Beautifully rendered in acrylics on canvas, his paintings are meant to look like oils, says Lisa Fischman, University Of Arizona Museum of Art curator. Even to the point that he's faked the sheen of oil glaze on top. He paints in a limited Old World palette, in browns, golds, yellows and ambers, with jolts of pale blue or red here and there. Some passages are thinly stained with color, while others have deft layerings of thick paint. Occasionally, Huerta allows paint to drip vertically all across the canvas, like rain, or tears.
The landscape of Cuba, often a backdrop to the fantastic goings-on, emerges in soft, blurry rows of palm trees and glints of light on rooftops. The sea greens of the Straits of Florida shimmer, and sunset skies turn chalky yellow.
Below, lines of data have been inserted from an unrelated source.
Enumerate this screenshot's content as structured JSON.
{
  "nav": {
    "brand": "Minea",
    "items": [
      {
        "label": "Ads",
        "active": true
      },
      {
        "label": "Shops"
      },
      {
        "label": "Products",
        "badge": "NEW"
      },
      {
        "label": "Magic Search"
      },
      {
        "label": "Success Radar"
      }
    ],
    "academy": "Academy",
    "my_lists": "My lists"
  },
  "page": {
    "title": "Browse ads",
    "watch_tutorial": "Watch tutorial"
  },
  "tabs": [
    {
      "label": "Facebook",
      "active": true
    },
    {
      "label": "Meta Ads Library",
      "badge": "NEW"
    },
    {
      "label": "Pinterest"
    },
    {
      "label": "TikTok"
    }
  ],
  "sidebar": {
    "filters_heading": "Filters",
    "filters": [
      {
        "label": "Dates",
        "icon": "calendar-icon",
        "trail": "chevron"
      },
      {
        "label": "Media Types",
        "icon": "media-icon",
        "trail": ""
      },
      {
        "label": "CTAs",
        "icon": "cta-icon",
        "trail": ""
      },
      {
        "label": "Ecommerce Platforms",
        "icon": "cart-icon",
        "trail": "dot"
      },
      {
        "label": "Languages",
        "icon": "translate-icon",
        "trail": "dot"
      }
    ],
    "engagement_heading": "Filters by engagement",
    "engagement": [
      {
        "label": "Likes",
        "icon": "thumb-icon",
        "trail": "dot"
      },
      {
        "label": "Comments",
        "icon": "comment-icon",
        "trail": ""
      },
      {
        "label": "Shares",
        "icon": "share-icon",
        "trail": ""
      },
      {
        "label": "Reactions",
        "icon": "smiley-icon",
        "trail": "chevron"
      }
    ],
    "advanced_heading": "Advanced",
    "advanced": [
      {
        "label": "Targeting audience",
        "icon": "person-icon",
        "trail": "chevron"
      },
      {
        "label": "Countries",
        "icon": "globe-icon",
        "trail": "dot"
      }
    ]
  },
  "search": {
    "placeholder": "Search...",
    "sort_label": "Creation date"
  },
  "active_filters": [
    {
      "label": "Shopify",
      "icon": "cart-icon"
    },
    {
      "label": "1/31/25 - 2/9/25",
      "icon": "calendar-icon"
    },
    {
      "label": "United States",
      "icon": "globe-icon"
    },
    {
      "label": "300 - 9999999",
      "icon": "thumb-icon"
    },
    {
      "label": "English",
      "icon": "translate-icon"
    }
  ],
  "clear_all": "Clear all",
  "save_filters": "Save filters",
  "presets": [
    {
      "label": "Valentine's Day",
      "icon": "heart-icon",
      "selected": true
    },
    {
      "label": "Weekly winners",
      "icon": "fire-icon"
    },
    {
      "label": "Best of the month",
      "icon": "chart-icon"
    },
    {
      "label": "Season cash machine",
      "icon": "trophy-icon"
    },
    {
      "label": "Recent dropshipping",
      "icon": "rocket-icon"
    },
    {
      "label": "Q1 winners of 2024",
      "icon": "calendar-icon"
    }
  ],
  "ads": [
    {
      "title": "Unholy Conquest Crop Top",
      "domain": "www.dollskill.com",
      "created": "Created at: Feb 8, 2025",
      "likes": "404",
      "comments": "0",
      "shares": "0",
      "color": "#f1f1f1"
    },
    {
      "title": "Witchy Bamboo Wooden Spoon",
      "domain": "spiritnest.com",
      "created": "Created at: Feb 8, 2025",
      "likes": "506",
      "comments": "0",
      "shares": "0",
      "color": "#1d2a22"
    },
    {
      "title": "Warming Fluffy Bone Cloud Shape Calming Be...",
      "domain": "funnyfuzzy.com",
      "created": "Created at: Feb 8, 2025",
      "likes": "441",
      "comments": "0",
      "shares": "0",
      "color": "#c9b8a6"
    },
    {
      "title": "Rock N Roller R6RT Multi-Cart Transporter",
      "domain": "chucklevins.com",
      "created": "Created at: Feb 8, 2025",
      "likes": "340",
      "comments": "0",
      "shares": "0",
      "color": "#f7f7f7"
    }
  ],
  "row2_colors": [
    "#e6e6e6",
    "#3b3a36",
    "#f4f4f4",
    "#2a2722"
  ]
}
The Old Masters can take credit for some of Huerta's wildness. His crazy machines have their roots in Leonardo da Vinci's drawings of flying contraptions, moving dykes, pulleys and cranks. Huerta's fantastic creatures, half-human, half-animal, and his apocalyptic visions owe a debt to Hieronymus Bosch. And his imagination, Fischman says, follows the free flights of Francisco Goya.
Which is how Huerta's works came to be displayed at the UAMA. Fischman and assistant curator Susannah Maurer were looking for a contemporary artist to pair with the second installment of the museum's four-part Goya etchings series. Last spring, works by Tucson rodeo photographer Louise Serpa went up next door to Goya's La Tauromaquia suite of bullfighting prints. This second Goya show, now on view, exhibits 24 etchings from Los Disparates, which the museum translates as "mad and absurd ideas", along with 20 paintings by Victor Huerta Batista. Filled with grotesque monsters, dreamlike phantoms and humans with bats' wings, the nightmare Disparates images are bathed in darkness. Goya worked on these pictures at the end of his life, and scholars have debated whether they represent his fears of death, or his horror at the catastrophic wars of his lifetime, or something else altogether. In any case, the curators thought, rightly, that Huerta's unruly work was a good match. They found his work via the MLA Gallery in Los Angeles, which handles his work and acted as intermediary. Huerta has had some success in Cuba, but this is the first time his extravagant visions have won a museum show in the United States.
"His imagination is unloosed," Fischman says. "He's an artist willing to see where that goes. That's a precedent that Goya set."
Correspondence: In Relation to Goya paintings by Victor Huerta Batista
Goya's Mastery in Prints: Los Disparates
University of Arizona Museum of Art, through Sept. 30th, 2007
Excerpts, and paintings on loan courtesy of MLA Gallery